Look at each line below and count those with the word "JSON"; the answer is that number only.
[EXTRACTED ENTRIES]
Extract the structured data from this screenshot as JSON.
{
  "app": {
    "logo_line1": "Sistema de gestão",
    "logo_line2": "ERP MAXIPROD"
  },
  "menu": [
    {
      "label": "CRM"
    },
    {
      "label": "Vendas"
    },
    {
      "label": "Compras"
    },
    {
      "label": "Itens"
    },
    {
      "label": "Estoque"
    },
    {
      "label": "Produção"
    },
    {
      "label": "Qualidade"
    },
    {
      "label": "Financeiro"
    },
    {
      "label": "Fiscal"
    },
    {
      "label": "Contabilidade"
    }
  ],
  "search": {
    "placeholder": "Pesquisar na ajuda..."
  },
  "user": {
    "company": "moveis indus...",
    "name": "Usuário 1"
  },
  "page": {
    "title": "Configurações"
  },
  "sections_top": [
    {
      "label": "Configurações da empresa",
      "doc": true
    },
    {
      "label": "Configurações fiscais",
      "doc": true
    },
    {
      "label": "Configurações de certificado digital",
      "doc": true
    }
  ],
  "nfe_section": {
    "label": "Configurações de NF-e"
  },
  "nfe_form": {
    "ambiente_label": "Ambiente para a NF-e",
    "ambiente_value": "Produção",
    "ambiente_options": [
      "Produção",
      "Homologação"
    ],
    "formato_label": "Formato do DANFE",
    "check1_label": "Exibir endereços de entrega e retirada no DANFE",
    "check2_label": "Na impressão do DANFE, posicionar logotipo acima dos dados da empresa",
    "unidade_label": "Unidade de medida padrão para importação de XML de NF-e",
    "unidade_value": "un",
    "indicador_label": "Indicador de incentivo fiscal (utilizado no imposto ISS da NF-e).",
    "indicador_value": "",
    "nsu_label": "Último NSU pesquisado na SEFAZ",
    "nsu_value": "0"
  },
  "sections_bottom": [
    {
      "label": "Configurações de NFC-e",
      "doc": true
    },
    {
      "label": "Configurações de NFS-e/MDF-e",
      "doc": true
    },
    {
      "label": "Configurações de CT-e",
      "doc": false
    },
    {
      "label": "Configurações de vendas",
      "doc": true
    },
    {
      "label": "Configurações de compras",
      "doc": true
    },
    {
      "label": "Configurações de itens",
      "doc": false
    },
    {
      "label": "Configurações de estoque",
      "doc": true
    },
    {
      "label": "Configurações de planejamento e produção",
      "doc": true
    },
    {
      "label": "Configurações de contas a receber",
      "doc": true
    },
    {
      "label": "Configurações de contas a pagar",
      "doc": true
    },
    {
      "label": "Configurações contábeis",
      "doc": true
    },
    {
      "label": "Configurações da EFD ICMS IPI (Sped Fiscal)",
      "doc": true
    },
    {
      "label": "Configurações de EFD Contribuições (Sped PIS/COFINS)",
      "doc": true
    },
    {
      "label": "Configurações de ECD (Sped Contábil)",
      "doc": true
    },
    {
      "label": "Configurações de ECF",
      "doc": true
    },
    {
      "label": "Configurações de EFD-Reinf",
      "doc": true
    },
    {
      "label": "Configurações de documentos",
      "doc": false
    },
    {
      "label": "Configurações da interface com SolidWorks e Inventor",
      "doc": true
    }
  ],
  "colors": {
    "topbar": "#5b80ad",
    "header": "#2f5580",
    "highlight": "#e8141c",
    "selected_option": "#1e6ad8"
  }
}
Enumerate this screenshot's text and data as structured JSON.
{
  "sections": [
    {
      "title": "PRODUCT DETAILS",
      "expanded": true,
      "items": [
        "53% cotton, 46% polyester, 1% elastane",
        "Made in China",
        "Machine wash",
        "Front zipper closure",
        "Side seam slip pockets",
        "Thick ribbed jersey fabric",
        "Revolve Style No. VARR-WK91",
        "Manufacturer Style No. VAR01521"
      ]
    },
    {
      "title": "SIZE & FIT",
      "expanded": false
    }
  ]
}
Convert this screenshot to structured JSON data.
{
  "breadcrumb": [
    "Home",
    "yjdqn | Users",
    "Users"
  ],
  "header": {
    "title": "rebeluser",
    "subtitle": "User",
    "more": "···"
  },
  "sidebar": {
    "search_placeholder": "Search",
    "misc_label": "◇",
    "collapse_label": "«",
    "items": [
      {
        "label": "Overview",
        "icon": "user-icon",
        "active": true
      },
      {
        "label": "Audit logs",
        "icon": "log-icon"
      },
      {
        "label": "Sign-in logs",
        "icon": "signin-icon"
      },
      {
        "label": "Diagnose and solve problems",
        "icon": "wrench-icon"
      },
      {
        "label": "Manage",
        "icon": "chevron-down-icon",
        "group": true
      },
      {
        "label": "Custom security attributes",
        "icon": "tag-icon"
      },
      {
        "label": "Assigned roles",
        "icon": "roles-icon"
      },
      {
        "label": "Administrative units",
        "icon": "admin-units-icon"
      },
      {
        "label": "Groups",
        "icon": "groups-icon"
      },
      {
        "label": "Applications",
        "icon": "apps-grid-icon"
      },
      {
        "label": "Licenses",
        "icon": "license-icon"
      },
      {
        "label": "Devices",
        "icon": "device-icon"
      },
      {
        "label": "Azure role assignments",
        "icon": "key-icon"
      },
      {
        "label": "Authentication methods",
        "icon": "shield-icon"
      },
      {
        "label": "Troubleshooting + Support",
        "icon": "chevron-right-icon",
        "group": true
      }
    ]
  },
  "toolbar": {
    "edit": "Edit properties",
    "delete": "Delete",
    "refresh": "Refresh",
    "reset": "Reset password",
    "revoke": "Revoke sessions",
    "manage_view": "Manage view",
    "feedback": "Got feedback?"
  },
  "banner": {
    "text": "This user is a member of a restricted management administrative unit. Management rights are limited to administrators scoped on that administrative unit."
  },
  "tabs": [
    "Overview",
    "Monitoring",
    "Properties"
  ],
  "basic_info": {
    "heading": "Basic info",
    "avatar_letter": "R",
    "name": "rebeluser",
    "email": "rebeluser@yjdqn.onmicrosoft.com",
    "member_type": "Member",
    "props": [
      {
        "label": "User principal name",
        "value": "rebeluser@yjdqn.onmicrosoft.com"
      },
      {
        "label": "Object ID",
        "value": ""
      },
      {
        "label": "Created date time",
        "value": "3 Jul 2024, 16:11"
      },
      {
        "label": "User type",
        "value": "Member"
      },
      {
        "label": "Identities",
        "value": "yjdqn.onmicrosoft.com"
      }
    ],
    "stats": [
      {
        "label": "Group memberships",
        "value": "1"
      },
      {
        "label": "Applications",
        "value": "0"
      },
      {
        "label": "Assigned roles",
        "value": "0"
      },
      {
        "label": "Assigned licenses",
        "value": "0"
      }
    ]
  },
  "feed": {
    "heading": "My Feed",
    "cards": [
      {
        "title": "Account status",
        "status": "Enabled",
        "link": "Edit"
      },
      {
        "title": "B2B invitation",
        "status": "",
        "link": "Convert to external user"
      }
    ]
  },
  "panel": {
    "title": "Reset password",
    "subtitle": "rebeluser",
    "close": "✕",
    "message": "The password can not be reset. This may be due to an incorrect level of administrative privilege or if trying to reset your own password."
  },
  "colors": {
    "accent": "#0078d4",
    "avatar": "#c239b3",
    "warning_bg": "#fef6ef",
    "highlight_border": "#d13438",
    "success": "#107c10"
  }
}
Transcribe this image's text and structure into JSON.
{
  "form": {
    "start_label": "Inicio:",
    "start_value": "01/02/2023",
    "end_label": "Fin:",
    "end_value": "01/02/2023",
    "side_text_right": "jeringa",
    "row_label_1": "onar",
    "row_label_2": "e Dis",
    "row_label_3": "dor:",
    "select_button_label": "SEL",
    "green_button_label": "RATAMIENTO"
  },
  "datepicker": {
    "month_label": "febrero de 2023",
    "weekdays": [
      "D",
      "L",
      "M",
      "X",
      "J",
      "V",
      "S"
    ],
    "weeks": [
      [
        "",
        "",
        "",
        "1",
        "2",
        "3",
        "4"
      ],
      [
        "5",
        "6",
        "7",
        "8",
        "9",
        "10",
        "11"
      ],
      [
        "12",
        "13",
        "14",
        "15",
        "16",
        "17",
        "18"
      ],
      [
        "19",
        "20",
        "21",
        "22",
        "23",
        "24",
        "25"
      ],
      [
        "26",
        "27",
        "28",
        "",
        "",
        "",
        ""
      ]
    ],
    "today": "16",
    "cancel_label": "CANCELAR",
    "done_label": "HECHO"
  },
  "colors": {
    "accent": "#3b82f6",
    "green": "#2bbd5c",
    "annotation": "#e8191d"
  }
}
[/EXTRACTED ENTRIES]
RESULT =
4